BY SHARON MARTIN
In the first minutes of Gov. Mary Fallin’s 2016 State of the State address, she called her policy-induced budget disaster “an economic crisis that is largely out of our control.” But don’t worry. “We can use this budget crisis to build a solid foundation for Oklahoma with meaningful fiscal reform that the state needs.”
This makes sense if by “out of our control” she is acknowledging that someone outside her office and the Legislature were behind the tax cuts and credits that gutted the treasury. Now, what does she mean by fiscal reform?
One of her ideas for replacing revenue lost to tax cuts is a use tax on previously exempted services. What services does she have in mind? Medical services? Automotive services? While the wealthiest Oklahomans pay less income tax, the rest of us will take up the slack if our heater goes out or our roof needs fixing?
She warned school administrators of mid-year cuts but wants to give teachers a raise.
Education cuts and teacher raises might make sense if you add consolidation. In our school, there are teachers with as many as 30 students. Research tells us that a class size of 14 to 18 students gives the best results. But if you double class size and give half as many teachers a $3,000 raise, you’ve saved money. Brilliant!
Since we’ve already dug ourselves a budget hole, let’s dig a little deeper with Education Savings Accounts. The governor proposes to take per-pupil funds from public schools and give them to parents who send their kids to private schools. There goes that raise.
Let’s sum it up: we have a financial crisis because we cut income taxes and we have a glut of oil that affects the value of one of our main commodities in Oklahoma. We like our tax cuts, so we’re going to raise taxes on the poor and middle class to keep them.
Our schools are starving for money, so we’re going to consolidate. That won’t save us any money, according to policymakers who have studied this, but we’ve already seen class size increase. And to save even more, we’re going to give part of our money to private schools where there is no accountability. And we’re going to give teachers a raise.

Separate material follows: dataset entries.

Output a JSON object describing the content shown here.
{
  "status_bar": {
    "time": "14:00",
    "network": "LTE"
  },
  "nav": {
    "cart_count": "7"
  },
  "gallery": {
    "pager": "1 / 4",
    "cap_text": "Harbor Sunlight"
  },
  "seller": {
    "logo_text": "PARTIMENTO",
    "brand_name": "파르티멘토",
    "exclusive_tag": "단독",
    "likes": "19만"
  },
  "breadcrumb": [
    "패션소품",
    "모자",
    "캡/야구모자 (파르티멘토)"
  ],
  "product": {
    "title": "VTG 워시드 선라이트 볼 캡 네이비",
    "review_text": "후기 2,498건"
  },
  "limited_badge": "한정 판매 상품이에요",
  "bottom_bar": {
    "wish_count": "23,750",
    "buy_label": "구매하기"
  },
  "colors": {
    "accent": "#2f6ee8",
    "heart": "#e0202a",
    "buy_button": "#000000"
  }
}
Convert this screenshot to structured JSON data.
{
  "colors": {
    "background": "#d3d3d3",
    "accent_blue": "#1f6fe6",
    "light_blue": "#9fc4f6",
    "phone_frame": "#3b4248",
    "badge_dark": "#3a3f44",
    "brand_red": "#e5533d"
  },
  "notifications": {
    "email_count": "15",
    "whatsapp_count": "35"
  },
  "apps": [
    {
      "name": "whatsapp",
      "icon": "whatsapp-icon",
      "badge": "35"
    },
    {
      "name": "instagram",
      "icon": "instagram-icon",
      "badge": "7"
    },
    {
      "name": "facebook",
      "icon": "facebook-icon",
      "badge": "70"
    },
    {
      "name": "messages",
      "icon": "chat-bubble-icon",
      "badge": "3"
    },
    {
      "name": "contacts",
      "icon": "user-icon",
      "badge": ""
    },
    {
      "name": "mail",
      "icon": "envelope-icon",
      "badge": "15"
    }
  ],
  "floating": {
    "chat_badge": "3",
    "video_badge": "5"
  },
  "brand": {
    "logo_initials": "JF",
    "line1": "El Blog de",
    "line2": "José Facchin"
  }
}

There. You have what passes for critical thinking in Oklahoma politics where public education is considered the enemy.
– Sharon Martin lives in Oilton, OK and is a regular contributor to The Oklahoma Observer